The misleading housing statistic that just won’t die

It’s the misleading housing statistic that just won’t die. But it isn’t a claim being made by politicians in the heat of an election campaign. Instead it keeps appearing in the reports of some of Australia’s most prominent housing researchers.

The Australian Housing and Urban Research Institute (AHURI) argues that most new housing built in Australia is too expensive for low- and middle-income earners. The claim keeps being repeated, but it’s based on flawed research already de-bunked by Grattan Institute. The sooner these statistics die, the better Australian housing policy will be.

The claim

A 2017 report for AHURI claimed that:

“Most of the growth in housing supply has been taking place in mid-to-high price segments, rather than low price segments.” (p.2)

“Almost 80 per cent of house approvals are to be found in the 6th to 9th deciles, a range covering transactions between $306,000 and $795,000 in 2013–14.” (p.16)

The claim appeared again in a 2018 report on homelessness by the Centre for Social Impact, co-authored by other AHURI researchers:

“Further evidence for the idea that Australian housing unaffordability and homelessness is not simply due to insufficient housing supply is found in the fact that we have seen increases in both housing supply and housing prices in recent years. Largely, this is because growth in housing stock has been concentrated in the middle and upper end of the market: almost 80 per cent of new stock was in the 6th to 9th price deciles.” (Ong et al., 2017)

And it appeared again last week in a McKell Institute report evaluating the potential impacts of federal Labor’s policy on the National Rental Affordability Scheme (the so-called NRAS 2.0 policy):

“Without regulation and a government policy that incentivizes private investment, the market does not deliver affordable rental options for those on low or even moderate incomes, with almost 80% of new housing stock priced at the upper end of the market.”
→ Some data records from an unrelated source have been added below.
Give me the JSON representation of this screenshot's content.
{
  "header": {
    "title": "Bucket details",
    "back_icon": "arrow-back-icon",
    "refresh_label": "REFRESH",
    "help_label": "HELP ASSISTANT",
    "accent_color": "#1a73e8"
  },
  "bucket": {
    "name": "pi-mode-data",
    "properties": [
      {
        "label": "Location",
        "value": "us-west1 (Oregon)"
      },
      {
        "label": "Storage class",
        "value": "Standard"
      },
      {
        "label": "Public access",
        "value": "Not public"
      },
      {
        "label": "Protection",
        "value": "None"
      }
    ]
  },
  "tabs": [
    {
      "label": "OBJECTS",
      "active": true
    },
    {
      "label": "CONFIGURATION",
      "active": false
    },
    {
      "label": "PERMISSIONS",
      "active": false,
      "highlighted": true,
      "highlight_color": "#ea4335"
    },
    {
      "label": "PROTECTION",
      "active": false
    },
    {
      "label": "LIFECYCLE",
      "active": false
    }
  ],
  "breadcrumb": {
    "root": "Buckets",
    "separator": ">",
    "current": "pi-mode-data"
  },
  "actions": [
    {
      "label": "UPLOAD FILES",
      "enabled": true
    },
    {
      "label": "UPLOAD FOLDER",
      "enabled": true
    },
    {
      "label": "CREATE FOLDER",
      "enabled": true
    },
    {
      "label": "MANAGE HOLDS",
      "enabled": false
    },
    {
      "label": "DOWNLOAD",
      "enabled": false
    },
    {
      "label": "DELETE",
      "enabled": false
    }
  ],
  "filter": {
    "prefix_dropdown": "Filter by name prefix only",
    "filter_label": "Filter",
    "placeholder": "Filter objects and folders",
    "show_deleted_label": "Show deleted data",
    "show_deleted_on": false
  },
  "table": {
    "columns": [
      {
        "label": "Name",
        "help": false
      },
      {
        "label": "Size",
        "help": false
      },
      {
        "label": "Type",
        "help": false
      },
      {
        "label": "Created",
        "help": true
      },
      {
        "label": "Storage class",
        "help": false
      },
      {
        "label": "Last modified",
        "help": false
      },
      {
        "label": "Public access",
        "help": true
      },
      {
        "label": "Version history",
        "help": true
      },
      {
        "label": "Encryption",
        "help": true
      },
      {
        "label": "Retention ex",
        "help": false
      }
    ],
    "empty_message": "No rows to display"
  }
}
Why it’s wrong

The trouble is, the statistic is just plain wrong.

For a start, it defies basic common sense. Where are most new houses being built today? On the greenfield fringes of our major cities. Are the new houses built in Werribee, Wyyndham Vale or Donnybrook in Melbourne’s west and north, or in the far reaches of Greater Western Sydney, really among the most expensive in Australia?

The AHURI claim implies that half of all houses in Australia were worth less than $306,000 in 2014. But the median Australia-wide house price in 2014 was $571,000.

How did they get it wrong?

The original AHURI researchers presented analysis of building approvals in each Local Government Area in Australia. They counted the number of new house and apartment approvals in each of 2005-06 and 2013-14 in each LGA, and then ranked LGAs from lowest to highest according to the real median prices of houses and apartments. They then divided the LGAs into 10 groups (or deciles), each containing the same number of LGAs.

The authors found that over the past decade almost 90 per cent of houses and 95 per cent of units were built in the 50 per cent of LGAs with more expensive housing. Almost 80 per cent of house approvals were in the 6th to 9th deciles.

The critical flaw is that when they grouped LGAs into deciles, the AHURI researchers failed to weight the LGAs by the existing number of dwellings in each.

This is more than a rounding error, because LGAs have very different populations, ranging from 62 people in Maralinga Tjarutja in far-west South Australia to 1,184,215 in the LGA covered by Brisbane City Council. Brisbane has 459,227 houses and units; Maralinga Tjarutja has 14.

Just 5 per cent of Australians live in the smallest half of all LGAs, whereas half of all Australians live in the 10 per cent of LGAs with the largest populations — all of which are in or close to the major cities.

Small LGAs are not randomly distributed around Australia – most are in rural and regional areas, where few jobs are being created. These aren’t the places where we would expect much new housing.

It is hardly surprising that most new housing is built in the top three LGA deciles – they already house most of the population. These LGAs cover the vast bulk of Australia’s major cities, where population and jobs are growing faster than regional areas. And so it is misleading to conclude that new housing has been disproportionately built to serve the top end of the market.

Our analysis of the same data, updated to 2016-17 and accounting for the different sizes of LGAs, shows that most new houses are being built in cheaper-than-average suburbs on the fringes on the major cities. Two-thirds of all new houses built in 2016-17 were in areas with cheaper house prices than average, and 16 per cent of new houses were built in the cheapest 20 per cent of LGAs.

Better policy requires better analysis

Grattan first published our critique in Inside Story in February 2018. We then presented a peer-reviewed paper to the Australasian Housing Researchers Conference in June 2018.

AHURI has not publicly responded to our critique. Its report remains on the AHURI website. Worse, the claim continues to be cited in debate on housing policy in Australia today.

Some advocates of affordable housing are using this research to argue that boosting the supply of market-rate housing won’t make housing more affordable. That’s wrong – and it allows politicians to avoid politically difficult planning reforms that would make housing substantially more affordable in the long term.

Australians deserve – and people at risk of poverty and homelessness need – evidence-based policy based on high-quality research.